Work task:
Set down the full listing that follows, word for word.

▼▼▼

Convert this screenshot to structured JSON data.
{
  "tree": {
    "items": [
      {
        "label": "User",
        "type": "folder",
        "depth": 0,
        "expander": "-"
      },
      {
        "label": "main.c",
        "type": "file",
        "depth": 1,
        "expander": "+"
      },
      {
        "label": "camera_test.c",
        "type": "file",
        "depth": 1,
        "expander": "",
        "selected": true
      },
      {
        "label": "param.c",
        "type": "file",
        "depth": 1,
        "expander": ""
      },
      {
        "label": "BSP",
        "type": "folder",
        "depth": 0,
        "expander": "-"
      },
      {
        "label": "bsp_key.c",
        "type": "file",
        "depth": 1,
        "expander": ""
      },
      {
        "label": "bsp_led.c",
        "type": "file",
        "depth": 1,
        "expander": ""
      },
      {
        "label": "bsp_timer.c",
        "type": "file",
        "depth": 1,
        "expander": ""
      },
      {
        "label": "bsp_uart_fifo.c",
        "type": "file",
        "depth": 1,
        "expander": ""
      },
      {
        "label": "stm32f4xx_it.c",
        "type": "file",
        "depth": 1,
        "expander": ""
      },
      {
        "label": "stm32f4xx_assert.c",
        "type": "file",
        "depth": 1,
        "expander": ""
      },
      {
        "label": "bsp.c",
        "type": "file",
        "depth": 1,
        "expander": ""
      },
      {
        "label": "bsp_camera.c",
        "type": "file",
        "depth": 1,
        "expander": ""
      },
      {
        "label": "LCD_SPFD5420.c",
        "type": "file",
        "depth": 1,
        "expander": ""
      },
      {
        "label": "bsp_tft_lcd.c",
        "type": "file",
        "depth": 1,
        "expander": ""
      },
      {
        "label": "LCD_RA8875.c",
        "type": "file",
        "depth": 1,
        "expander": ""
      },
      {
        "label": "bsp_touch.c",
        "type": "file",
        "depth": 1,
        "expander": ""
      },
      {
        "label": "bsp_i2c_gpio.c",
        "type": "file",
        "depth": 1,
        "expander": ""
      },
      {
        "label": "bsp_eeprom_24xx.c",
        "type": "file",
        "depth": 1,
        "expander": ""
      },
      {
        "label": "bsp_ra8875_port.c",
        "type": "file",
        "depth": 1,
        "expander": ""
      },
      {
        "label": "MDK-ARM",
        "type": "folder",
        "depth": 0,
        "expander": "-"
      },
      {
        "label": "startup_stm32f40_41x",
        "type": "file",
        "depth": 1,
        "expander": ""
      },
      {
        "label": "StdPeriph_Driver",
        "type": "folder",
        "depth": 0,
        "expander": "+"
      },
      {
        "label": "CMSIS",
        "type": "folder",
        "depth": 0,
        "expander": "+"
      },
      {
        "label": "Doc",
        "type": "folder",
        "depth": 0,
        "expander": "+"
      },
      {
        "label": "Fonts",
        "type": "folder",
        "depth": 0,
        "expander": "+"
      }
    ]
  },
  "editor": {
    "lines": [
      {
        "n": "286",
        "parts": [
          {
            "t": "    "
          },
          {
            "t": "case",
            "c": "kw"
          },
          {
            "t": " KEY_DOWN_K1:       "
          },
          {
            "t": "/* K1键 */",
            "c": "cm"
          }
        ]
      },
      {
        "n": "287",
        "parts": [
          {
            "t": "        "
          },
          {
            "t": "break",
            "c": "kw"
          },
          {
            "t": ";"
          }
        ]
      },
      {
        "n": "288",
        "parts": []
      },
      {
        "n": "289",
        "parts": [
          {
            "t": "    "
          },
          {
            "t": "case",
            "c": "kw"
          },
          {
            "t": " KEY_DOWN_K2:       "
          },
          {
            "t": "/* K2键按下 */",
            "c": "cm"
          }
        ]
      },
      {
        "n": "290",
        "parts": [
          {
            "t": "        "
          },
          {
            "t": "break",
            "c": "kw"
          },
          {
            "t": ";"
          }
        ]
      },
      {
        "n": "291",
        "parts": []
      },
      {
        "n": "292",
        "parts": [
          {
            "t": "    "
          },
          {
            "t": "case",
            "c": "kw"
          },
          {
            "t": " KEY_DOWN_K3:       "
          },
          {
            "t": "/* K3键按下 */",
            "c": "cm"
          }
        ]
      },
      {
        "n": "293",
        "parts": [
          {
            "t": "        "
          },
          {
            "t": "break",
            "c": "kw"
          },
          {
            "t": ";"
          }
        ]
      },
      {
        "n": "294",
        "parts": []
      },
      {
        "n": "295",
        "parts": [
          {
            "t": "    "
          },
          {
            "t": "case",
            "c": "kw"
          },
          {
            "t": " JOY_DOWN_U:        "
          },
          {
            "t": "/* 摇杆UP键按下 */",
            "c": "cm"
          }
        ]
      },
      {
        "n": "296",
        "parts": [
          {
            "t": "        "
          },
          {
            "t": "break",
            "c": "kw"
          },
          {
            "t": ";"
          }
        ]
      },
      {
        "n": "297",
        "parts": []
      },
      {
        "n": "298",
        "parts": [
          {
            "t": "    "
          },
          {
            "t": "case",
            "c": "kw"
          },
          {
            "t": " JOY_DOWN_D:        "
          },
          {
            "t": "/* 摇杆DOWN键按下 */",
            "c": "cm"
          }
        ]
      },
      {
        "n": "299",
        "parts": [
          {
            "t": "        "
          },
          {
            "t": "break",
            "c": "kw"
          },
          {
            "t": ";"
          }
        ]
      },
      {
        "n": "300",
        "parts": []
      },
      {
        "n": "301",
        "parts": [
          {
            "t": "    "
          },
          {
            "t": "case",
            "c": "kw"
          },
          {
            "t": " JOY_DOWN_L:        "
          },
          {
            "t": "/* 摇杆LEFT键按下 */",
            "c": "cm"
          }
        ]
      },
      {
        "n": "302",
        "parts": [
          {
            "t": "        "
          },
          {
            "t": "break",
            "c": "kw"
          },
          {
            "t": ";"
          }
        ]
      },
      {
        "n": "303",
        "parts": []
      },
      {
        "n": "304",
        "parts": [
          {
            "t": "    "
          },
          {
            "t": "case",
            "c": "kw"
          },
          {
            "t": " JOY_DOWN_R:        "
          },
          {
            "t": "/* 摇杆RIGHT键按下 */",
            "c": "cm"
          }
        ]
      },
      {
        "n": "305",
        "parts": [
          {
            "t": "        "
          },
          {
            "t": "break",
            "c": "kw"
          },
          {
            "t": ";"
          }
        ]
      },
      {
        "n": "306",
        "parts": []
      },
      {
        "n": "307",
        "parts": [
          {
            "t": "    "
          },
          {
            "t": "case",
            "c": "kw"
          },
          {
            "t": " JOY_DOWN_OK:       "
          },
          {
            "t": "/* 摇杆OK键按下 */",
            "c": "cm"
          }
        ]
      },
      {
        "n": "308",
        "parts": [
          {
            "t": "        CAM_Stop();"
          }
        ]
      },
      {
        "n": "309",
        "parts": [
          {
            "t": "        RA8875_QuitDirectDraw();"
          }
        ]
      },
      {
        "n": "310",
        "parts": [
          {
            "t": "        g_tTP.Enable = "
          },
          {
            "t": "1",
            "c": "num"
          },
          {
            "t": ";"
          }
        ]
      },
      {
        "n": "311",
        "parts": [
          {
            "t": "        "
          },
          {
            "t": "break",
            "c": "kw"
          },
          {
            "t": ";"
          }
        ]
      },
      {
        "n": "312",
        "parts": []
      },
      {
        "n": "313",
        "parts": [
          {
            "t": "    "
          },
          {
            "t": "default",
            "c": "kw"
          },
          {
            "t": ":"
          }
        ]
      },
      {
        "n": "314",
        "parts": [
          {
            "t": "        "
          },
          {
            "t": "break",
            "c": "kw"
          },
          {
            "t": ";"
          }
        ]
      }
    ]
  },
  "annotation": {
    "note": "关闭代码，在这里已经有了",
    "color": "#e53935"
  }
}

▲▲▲

Answer to this problem:
Convert this screenshot to structured JSON data.
{
  "tree": {
    "items": [
      {
        "label": "User",
        "type": "folder",
        "depth": 0,
        "expander": "-"
      },
      {
        "label": "main.c",
        "type": "file",
        "depth": 1,
        "expander": "+"
      },
      {
        "label": "camera_test.c",
        "type": "file",
        "depth": 1,
        "expander": "",
        "selected": true
      },
      {
        "label": "param.c",
        "type": "file",
        "depth": 1,
        "expander": ""
      },
      {
        "label": "BSP",
        "type": "folder",
        "depth": 0,
        "expander": "-"
      },
      {
        "label": "bsp_key.c",
        "type": "file",
        "depth": 1,
        "expander": ""
      },
      {
        "label": "bsp_led.c",
        "type": "file",
        "depth": 1,
        "expander": ""
      },
      {
        "label": "bsp_timer.c",
        "type": "file",
        "depth": 1,
        "expander": ""
      },
      {
        "label": "bsp_uart_fifo.c",
        "type": "file",
        "depth": 1,
        "expander": ""
      },
      {
        "label": "stm32f4xx_it.c",
        "type": "file",
        "depth": 1,
        "expander": ""
      },
      {
        "label": "stm32f4xx_assert.c",
        "type": "file",
        "depth": 1,
        "expander": ""
      },
      {
        "label": "bsp.c",
        "type": "file",
        "depth": 1,
        "expander": ""
      },
      {
        "label": "bsp_camera.c",
        "type": "file",
        "depth": 1,
        "expander": ""
      },
      {
        "label": "LCD_SPFD5420.c",
        "type": "file",
        "depth": 1,
        "expander": ""
      },
      {
        "label": "bsp_tft_lcd.c",
        "type": "file",
        "depth": 1,
        "expander": ""
      },
      {
        "label": "LCD_RA8875.c",
        "type": "file",
        "depth": 1,
        "expander": ""
      },
      {
        "label": "bsp_touch.c",
        "type": "file",
        "depth": 1,
        "expander": ""
      },
      {
        "label": "bsp_i2c_gpio.c",
        "type": "file",
        "depth": 1,
        "expander": ""
      },
      {
        "label": "bsp_eeprom_24xx.c",
        "type": "file",
        "depth": 1,
        "expander": ""
      },
      {
        "label": "bsp_ra8875_port.c",
        "type": "file",
        "depth": 1,
        "expander": ""
      },
      {
        "label": "MDK-ARM",
        "type": "folder",
        "depth": 0,
        "expander": "-"
      },
      {
        "label": "startup_stm32f40_41x",
        "type": "file",
        "depth": 1,
        "expander": ""
      },
      {
        "label": "StdPeriph_Driver",
        "type": "folder",
        "depth": 0,
        "expander": "+"
      },
      {
        "label": "CMSIS",
        "type": "folder",
        "depth": 0,
        "expander": "+"
      },
      {
        "label": "Doc",
        "type": "folder",
        "depth": 0,
        "expander": "+"
      },
      {
        "label": "Fonts",
        "type": "folder",
        "depth": 0,
        "expander": "+"
      }
    ]
  },
  "editor": {
    "lines": [
      {
        "n": "286",
        "parts": [
          {
            "t": "    "
          },
          {
            "t": "case",
            "c": "kw"
          },
          {
            "t": " KEY_DOWN_K1:       "
          },
          {
            "t": "/* K1键 */",
            "c": "cm"
          }
        ]
      },
      {
        "n": "287",
        "parts": [
          {
            "t": "        "
          },
          {
            "t": "break",
            "c": "kw"
          },
          {
            "t": ";"
          }
        ]
      },
      {
        "n": "288",
        "parts": []
      },
      {
        "n": "289",
        "parts": [
          {
            "t": "    "
          },
          {
            "t": "case",
            "c": "kw"
          },
          {
            "t": " KEY_DOWN_K2:       "
          },
          {
            "t": "/* K2键按下 */",
            "c": "cm"
          }
        ]
      },
      {
        "n": "290",
        "parts": [
          {
            "t": "        "
          },
          {
            "t": "break",
            "c": "kw"
          },
          {
            "t": ";"
          }
        ]
      },
      {
        "n": "291",
        "parts": []
      },
      {
        "n": "292",
        "parts": [
          {
            "t": "    "
          },
          {
            "t": "case",
            "c": "kw"
          },
          {
            "t": " KEY_DOWN_K3:       "
          },
          {
            "t": "/* K3键按下 */",
            "c": "cm"
          }
        ]
      },
      {
        "n": "293",
        "parts": [
          {
            "t": "        "
          },
          {
            "t": "break",
            "c": "kw"
          },
          {
            "t": ";"
          }
        ]
      },
      {
        "n": "294",
        "parts": []
      },
      {
        "n": "295",
        "parts": [
          {
            "t": "    "
          },
          {
            "t": "case",
            "c": "kw"
          },
          {
            "t": " JOY_DOWN_U:        "
          },
          {
            "t": "/* 摇杆UP键按下 */",
            "c": "cm"
          }
        ]
      },
      {
        "n": "296",
        "parts": [
          {
            "t": "        "
          },
          {
            "t": "break",
            "c": "kw"
          },
          {
            "t": ";"
          }
        ]
      },
      {
        "n": "297",
        "parts": []
      },
      {
        "n": "298",
        "parts": [
          {
            "t": "    "
          },
          {
            "t": "case",
            "c": "kw"
          },
          {
            "t": " JOY_DOWN_D:        "
          },
          {
            "t": "/* 摇杆DOWN键按下 */",
            "c": "cm"
          }
        ]
      },
      {
        "n": "299",
        "parts": [
          {
            "t": "        "
          },
          {
            "t": "break",
            "c": "kw"
          },
          {
            "t": ";"
          }
        ]
      },
      {
        "n": "300",
        "parts": []
      },
      {
        "n": "301",
        "parts": [
          {
            "t": "    "
          },
          {
            "t": "case",
            "c": "kw"
          },
          {
            "t": " JOY_DOWN_L:        "
          },
          {
            "t": "/* 摇杆LEFT键按下 */",
            "c": "cm"
          }
        ]
      },
      {
        "n": "302",
        "parts": [
          {
            "t": "        "
          },
          {
            "t": "break",
            "c": "kw"
          },
          {
            "t": ";"
          }
        ]
      },
      {
        "n": "303",
        "parts": []
      },
      {
        "n": "304",
        "parts": [
          {
            "t": "    "
          },
          {
            "t": "case",
            "c": "kw"
          },
          {
            "t": " JOY_DOWN_R:        "
          },
          {
            "t": "/* 摇杆RIGHT键按下 */",
            "c": "cm"
          }
        ]
      },
      {
        "n": "305",
        "parts": [
          {
            "t": "        "
          },
          {
            "t": "break",
            "c": "kw"
          },
          {
            "t": ";"
          }
        ]
      },
      {
        "n": "306",
        "parts": []
      },
      {
        "n": "307",
        "parts": [
          {
            "t": "    "
          },
          {
            "t": "case",
            "c": "kw"
          },
          {
            "t": " JOY_DOWN_OK:       "
          },
          {
            "t": "/* 摇杆OK键按下 */",
            "c": "cm"
          }
        ]
      },
      {
        "n": "308",
        "parts": [
          {
            "t": "        CAM_Stop();"
          }
        ]
      },
      {
        "n": "309",
        "parts": [
          {
            "t": "        RA8875_QuitDirectDraw();"
          }
        ]
      },
      {
        "n": "310",
        "parts": [
          {
            "t": "        g_tTP.Enable = "
          },
          {
            "t": "1",
            "c": "num"
          },
          {
            "t": ";"
          }
        ]
      },
      {
        "n": "311",
        "parts": [
          {
            "t": "        "
          },
          {
            "t": "break",
            "c": "kw"
          },
          {
            "t": ";"
          }
        ]
      },
      {
        "n": "312",
        "parts": []
      },
      {
        "n": "313",
        "parts": [
          {
            "t": "    "
          },
          {
            "t": "default",
            "c": "kw"
          },
          {
            "t": ":"
          }
        ]
      },
      {
        "n": "314",
        "parts": [
          {
            "t": "        "
          },
          {
            "t": "break",
            "c": "kw"
          },
          {
            "t": ";"
          }
        ]
      }
    ]
  },
  "annotation": {
    "note": "关闭代码，在这里已经有了",
    "color": "#e53935"
  }
}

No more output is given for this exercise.